Excerpts from an interface dataset –
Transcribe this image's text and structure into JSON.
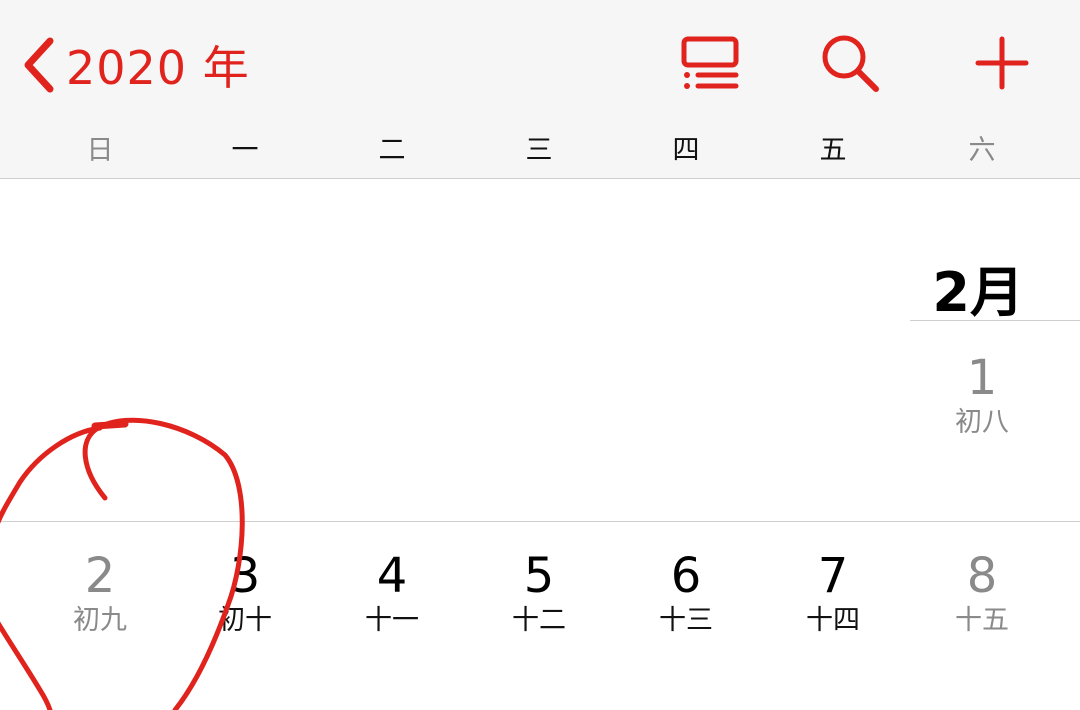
{
  "header": {
    "back_label": "2020 年",
    "colors": {
      "accent": "#e1231e"
    },
    "tools": [
      {
        "name": "list-view-icon"
      },
      {
        "name": "search-icon"
      },
      {
        "name": "add-icon"
      }
    ]
  },
  "weekdays": [
    "日",
    "一",
    "二",
    "三",
    "四",
    "五",
    "六"
  ],
  "month": {
    "label": "2月"
  },
  "first_day": {
    "number": "1",
    "lunar": "初八"
  },
  "week2": [
    {
      "number": "2",
      "lunar": "初九"
    },
    {
      "number": "3",
      "lunar": "初十"
    },
    {
      "number": "4",
      "lunar": "十一"
    },
    {
      "number": "5",
      "lunar": "十二"
    },
    {
      "number": "6",
      "lunar": "十三"
    },
    {
      "number": "7",
      "lunar": "十四"
    },
    {
      "number": "8",
      "lunar": "十五"
    }
  ],
  "annotation": {
    "color": "#e1231e",
    "shape": "hand-drawn circle around Sunday the 2nd"
  }
}
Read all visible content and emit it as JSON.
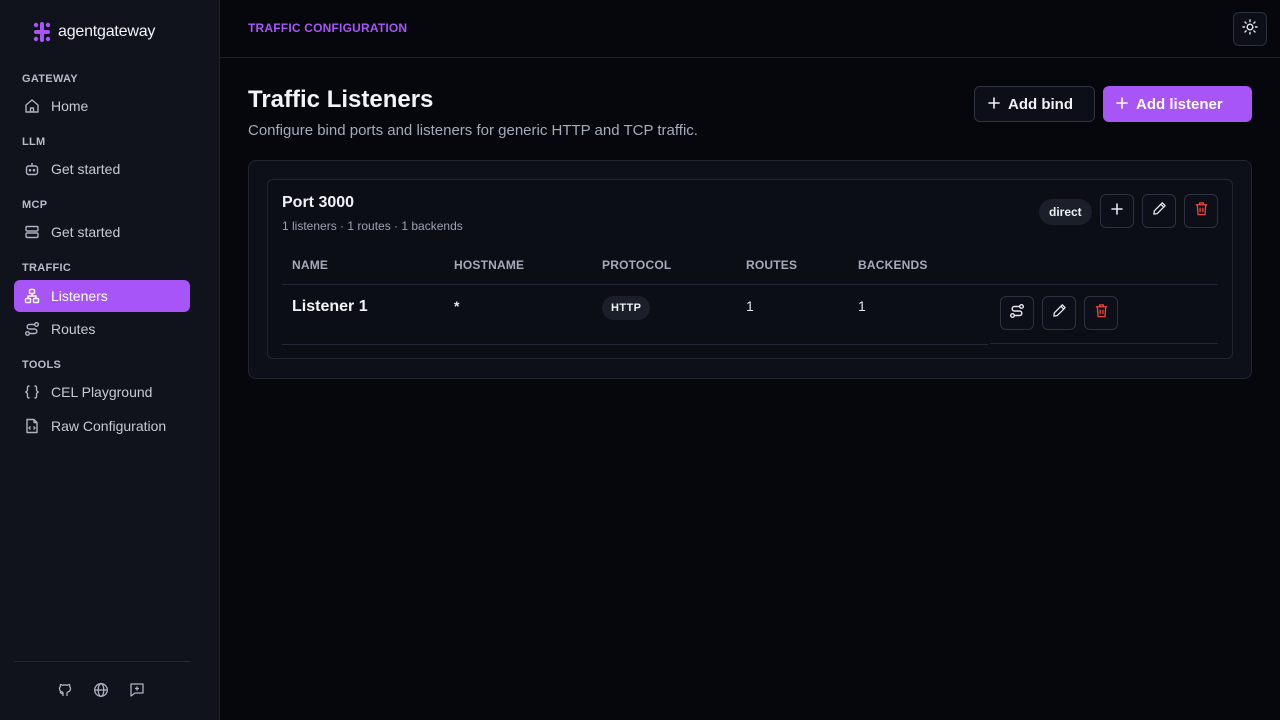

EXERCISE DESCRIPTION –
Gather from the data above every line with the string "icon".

RESPONSE TO THIS EXERCISE –
        "name": "list-view-icon"
        "name": "search-icon"
        "name": "add-icon"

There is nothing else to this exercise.